I read an article recently that said children like heroic stories of good overcoming evil because children favor fantasies.
I wonder if that is supposed to apply to heroic stories of triumph over tragedy as well. If so – I hope I never lose the child in my vision.
I believe most lovers of stories will agree with me in this. That includes lovers of adult stories and young adult stories and all stories. By the way publishing sales statistics agree.
I also believe that these stories are not fantastical. Quite the contrary – they are the stuff of very real life. And they are all about resilience.
Human beings are hit by hellish circumstances. They are inundated by the deluge. They are stunned for a moment. Then they stagger upright and battle back. Then they survive.
All over the TV now we witness the stunned interlude. Cold and exhausted the stormed out homeless and all but homeless stare into the cameras.
The rest of us watch and listen with compassion. But meanwhile we wait. We are waiting for the other stories we hope will come. Experience tells us we will not be disappointed.
Close on the heels of this interval of disbelief and devastation we will begin to hear them. Tales of being driven down then staying down for a while followed by the struggle to stand again.
These are stories of resilience and they are as real as the life of every beating heart. These are the real stories of Staten Island and the Jersey Shore and Breezy Point and the Ninth Ward. They resonate with the real stories from our own personal heroic histories.
We love these stories. We long for them to be told. We need them to be told. We as writers have a responsibility to tell them.
So write it down – every child soul testimony of struggle you encounter.
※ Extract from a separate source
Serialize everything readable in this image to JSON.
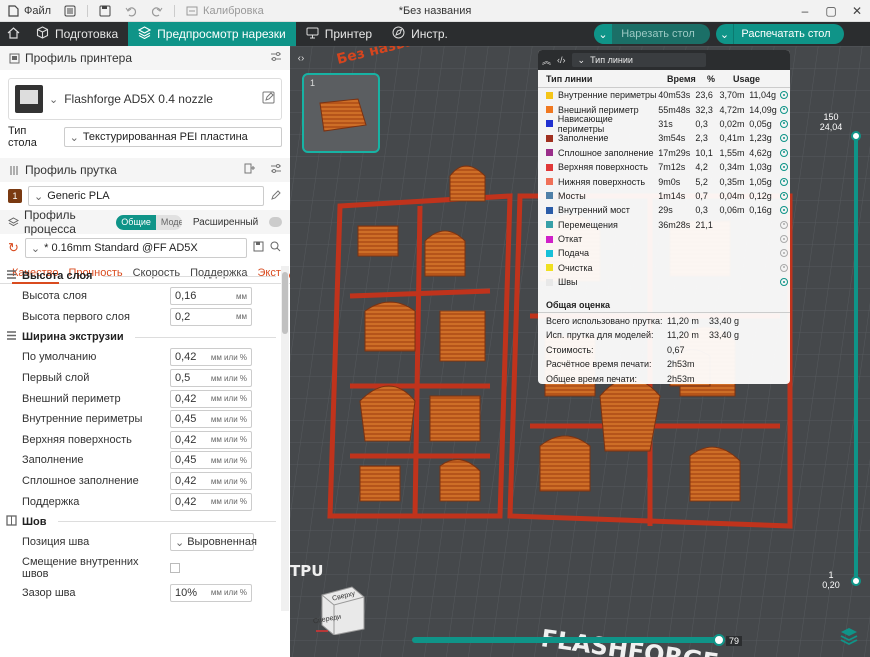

This is the record of the human spirit and it is not fantasy. It is true as truth can be.